For as long as I've been reading about gaming, there has always been this faction that has argued that open ended, (what's now called) "no myth", player driven, character driven RP is the best form of game and that in fact, that's what the players really want and bad GMs who are frustrated novelists are just keeping them down. And in 40 years of RPing, that has absolutely never been my experience. The vast majority of players both from their observed in game preferences and even surveys of "What do you want the next campaign to be like?" prefer games that are driven by GM narrative, GM created obstacles, and GM driven stories. They do want the freedom to find their own ways around those obstacles, to make their own plans, and respond to the narrative how they want to, but they do not - decidedly do not - want to put in the effort to make their own fun.
I always try to leave room for player freedom, and frequently how the PC's go from A->B is not something I ever anticipated. They will in the micro level always throw me curveballs. But I've never once had players that wanted to actually lay their own rails and invent their own goals and play in the sandbox. My suspicion is that if you have those sorts of players, you will know it and if you open the gates then off they will go. And likewise, if you don't have those kinds of players, then no number of open gates is going to convince them to get off the pasture or away from the comforts and ease of discovering the story I've imagined for them to play through.
So the thing is, ultimately if you want a player driven campaign, it's ultimately up to the players, and to having the sort of players that both want to drive the story and actually have the ability to do so. And for me, they also would have to have enough skill at creating motives for themselves, and planning things, and setting up interesting goals that I could play along with it, riff off of it, and enjoy what they are doing. For example, if they just want to on a hex crawl safari and it never comes more than kill the monster of evening and take its stuff, I'm going to get bored quickly. But if they have something actually interesting they want to do, and enough of their own ideas of how to get there, then I'd be happy to riff off that myself. It's just in 40 years of gaming absolutely never happened with any players I've had.
I particularly want to caution against the false idol that is "no myth". It's one thing to let the players drive the story. It's another thing to use this as an excuse for doing no work yourself.

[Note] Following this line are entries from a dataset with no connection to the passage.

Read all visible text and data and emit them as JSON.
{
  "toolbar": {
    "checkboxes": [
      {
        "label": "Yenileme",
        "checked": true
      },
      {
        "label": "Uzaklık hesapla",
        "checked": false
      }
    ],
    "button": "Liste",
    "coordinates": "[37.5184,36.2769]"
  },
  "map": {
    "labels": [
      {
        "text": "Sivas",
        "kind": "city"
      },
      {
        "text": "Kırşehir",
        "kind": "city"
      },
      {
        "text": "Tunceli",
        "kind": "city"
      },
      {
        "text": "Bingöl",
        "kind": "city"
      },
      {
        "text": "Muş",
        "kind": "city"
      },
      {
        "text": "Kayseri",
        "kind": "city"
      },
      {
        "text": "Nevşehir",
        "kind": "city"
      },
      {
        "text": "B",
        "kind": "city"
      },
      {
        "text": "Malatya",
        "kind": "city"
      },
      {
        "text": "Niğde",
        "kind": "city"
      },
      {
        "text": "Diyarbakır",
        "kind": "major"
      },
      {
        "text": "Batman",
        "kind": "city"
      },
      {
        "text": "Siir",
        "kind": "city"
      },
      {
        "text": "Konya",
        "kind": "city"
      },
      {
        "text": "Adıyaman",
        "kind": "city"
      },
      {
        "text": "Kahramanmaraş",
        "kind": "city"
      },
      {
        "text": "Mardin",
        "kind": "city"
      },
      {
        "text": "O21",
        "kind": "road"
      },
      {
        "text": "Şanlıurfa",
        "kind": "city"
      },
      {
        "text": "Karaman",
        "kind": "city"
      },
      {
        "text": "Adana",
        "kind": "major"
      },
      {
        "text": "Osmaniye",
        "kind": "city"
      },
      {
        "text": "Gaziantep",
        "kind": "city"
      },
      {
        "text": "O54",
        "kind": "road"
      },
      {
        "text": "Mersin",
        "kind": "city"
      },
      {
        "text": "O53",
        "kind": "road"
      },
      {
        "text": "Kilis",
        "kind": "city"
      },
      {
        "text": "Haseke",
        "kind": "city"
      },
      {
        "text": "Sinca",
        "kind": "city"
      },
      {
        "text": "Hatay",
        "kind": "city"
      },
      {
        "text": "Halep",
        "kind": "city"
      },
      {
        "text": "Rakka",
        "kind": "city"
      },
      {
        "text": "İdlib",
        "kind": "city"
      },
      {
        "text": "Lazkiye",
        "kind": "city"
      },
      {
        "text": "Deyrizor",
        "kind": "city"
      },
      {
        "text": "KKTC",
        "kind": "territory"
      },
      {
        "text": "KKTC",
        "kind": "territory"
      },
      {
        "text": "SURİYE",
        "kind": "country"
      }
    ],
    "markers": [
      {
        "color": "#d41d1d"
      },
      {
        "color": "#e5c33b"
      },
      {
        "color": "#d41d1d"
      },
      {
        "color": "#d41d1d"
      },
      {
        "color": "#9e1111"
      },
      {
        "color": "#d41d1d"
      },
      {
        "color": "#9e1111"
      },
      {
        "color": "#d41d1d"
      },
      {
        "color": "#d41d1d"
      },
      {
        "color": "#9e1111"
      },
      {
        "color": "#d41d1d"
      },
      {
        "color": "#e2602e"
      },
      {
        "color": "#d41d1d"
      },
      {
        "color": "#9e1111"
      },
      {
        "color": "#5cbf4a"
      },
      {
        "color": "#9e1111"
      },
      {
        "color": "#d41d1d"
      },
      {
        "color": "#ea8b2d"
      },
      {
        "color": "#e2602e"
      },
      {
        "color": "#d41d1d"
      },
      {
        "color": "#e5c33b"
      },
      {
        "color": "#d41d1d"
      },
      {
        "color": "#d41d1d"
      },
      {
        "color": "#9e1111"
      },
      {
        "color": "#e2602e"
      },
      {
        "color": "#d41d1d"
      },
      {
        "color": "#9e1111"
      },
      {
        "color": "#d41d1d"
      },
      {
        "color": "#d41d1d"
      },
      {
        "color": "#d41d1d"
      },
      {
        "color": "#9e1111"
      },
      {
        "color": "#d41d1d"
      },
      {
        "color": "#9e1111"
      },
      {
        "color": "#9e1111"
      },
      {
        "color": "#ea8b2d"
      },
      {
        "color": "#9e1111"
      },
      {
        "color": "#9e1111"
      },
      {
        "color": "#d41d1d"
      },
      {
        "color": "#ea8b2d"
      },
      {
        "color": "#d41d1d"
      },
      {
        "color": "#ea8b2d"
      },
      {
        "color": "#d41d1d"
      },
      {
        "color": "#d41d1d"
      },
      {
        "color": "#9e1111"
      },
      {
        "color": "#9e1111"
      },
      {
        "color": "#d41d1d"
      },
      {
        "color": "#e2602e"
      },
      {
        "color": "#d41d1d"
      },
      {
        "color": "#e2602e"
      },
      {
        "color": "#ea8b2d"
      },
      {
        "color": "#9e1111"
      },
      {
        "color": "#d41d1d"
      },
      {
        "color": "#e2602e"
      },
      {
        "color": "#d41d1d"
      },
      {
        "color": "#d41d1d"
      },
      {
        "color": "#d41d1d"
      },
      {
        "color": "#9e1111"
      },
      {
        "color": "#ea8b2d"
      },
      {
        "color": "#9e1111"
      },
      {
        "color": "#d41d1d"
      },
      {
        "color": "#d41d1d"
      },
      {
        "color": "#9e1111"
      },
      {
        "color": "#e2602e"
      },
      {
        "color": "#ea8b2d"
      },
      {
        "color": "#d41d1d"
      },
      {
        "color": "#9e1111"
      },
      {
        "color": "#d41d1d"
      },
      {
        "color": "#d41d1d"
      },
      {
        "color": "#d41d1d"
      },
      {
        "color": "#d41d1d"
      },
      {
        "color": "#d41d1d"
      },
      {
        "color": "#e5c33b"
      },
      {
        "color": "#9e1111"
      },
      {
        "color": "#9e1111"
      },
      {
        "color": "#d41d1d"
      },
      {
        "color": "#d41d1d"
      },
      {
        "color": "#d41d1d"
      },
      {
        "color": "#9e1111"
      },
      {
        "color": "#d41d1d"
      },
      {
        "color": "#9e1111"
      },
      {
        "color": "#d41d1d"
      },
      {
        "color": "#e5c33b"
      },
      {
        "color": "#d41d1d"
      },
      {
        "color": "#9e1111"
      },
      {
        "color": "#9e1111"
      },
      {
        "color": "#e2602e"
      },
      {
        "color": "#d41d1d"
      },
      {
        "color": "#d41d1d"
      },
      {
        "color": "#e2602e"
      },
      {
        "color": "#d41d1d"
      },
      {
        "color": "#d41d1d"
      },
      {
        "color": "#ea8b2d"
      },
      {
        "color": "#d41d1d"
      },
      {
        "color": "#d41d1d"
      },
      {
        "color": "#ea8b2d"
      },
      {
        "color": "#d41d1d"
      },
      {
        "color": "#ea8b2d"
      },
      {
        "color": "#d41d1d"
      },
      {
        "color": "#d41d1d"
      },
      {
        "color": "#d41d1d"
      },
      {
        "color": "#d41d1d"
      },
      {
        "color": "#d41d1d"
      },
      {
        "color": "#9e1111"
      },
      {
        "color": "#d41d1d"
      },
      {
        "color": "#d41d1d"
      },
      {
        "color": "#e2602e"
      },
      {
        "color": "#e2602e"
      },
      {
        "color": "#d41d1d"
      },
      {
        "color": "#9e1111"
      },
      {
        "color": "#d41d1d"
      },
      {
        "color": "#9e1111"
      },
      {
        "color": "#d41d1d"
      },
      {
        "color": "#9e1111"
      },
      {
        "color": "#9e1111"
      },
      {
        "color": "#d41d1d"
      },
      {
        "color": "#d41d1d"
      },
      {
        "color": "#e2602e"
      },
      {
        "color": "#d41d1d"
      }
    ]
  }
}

One particular problem I would have with the idea of a player driven campaign, is that I think it's probably suited only to tables with 1-3 players, and not the 4-6 players that have been more the norm for my gaming. The number of players you have at your table is the biggest restriction on the sort of games you can run successfully. The more players you have, the less the game by necessity can be about exploration of character and individual characters story arcs and goals and the more you have to have some overriding and overarching unity of purpose. Either that, or you have to have an entire crew of players that are both talented enough thespians to entertain everyone else at the table, and also patient enough to just sit and watch for long periods of time. The problem I foresee with player driven and character driven games is that above about 3 players, you'll almost certainly develop a lack of unity in the goals as each player separately pursues their own story arc - essentially you end up with a bunch of players who want to ride railroads in different directions. I've seen this happen, and you can somewhat get around it with troupe play, but as a third constraint, the campaign will suck up more hours than most adults have to spend.

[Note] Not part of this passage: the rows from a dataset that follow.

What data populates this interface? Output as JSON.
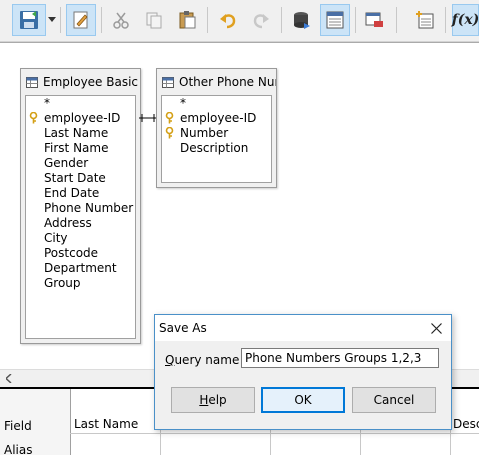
{
  "toolbar": {
    "buttons": [
      {
        "name": "save-icon"
      },
      {
        "name": "edit-mode-icon"
      },
      {
        "name": "cut-icon"
      },
      {
        "name": "copy-icon"
      },
      {
        "name": "paste-icon"
      },
      {
        "name": "undo-icon"
      },
      {
        "name": "redo-icon"
      },
      {
        "name": "run-query-icon"
      },
      {
        "name": "design-view-icon"
      },
      {
        "name": "clear-query-icon"
      },
      {
        "name": "add-tables-icon"
      },
      {
        "name": "functions-icon"
      }
    ],
    "functions_label": "f(x)"
  },
  "tables": [
    {
      "title": "Employee Basic Details",
      "fields": [
        {
          "label": "*",
          "key": false
        },
        {
          "label": "employee-ID",
          "key": true
        },
        {
          "label": "Last Name",
          "key": false
        },
        {
          "label": "First Name",
          "key": false
        },
        {
          "label": "Gender",
          "key": false
        },
        {
          "label": "Start Date",
          "key": false
        },
        {
          "label": "End Date",
          "key": false
        },
        {
          "label": "Phone Number",
          "key": false
        },
        {
          "label": "Address",
          "key": false
        },
        {
          "label": "City",
          "key": false
        },
        {
          "label": "Postcode",
          "key": false
        },
        {
          "label": "Department",
          "key": false
        },
        {
          "label": "Group",
          "key": false
        }
      ]
    },
    {
      "title": "Other Phone Numbers",
      "fields": [
        {
          "label": "*",
          "key": false
        },
        {
          "label": "employee-ID",
          "key": true
        },
        {
          "label": "Number",
          "key": true
        },
        {
          "label": "Description",
          "key": false
        }
      ]
    }
  ],
  "grid": {
    "row_labels": [
      "Field",
      "Alias"
    ],
    "cells": {
      "col1_field": "Last Name",
      "col5_field": "Descr"
    }
  },
  "dialog": {
    "title": "Save As",
    "label_prefix": "Q",
    "label_rest": "uery name",
    "input_value": "Phone Numbers Groups 1,2,3",
    "help_prefix": "H",
    "help_rest": "elp",
    "ok_label": "OK",
    "cancel_label": "Cancel"
  },
  "colors": {
    "accent": "#0078d7",
    "key_icon": "#d4a017",
    "toolbar_bg": "#f0f0f0"
  }
}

And on that topic, if you really want to run a sandbox well I think the fundamental think you have to remember is a well run sandbox always requires more work than running a linear game. You have to do more preparation work and not less preparation work. Because by definition the GM running a sandbox is willing to prepare a lot of things with the expectation that they will never use them. The amount of understanding of the setting that you need to run it so that it's not an empty row boat world, however that depth of understanding is made and recorded is just going to be a ton of work.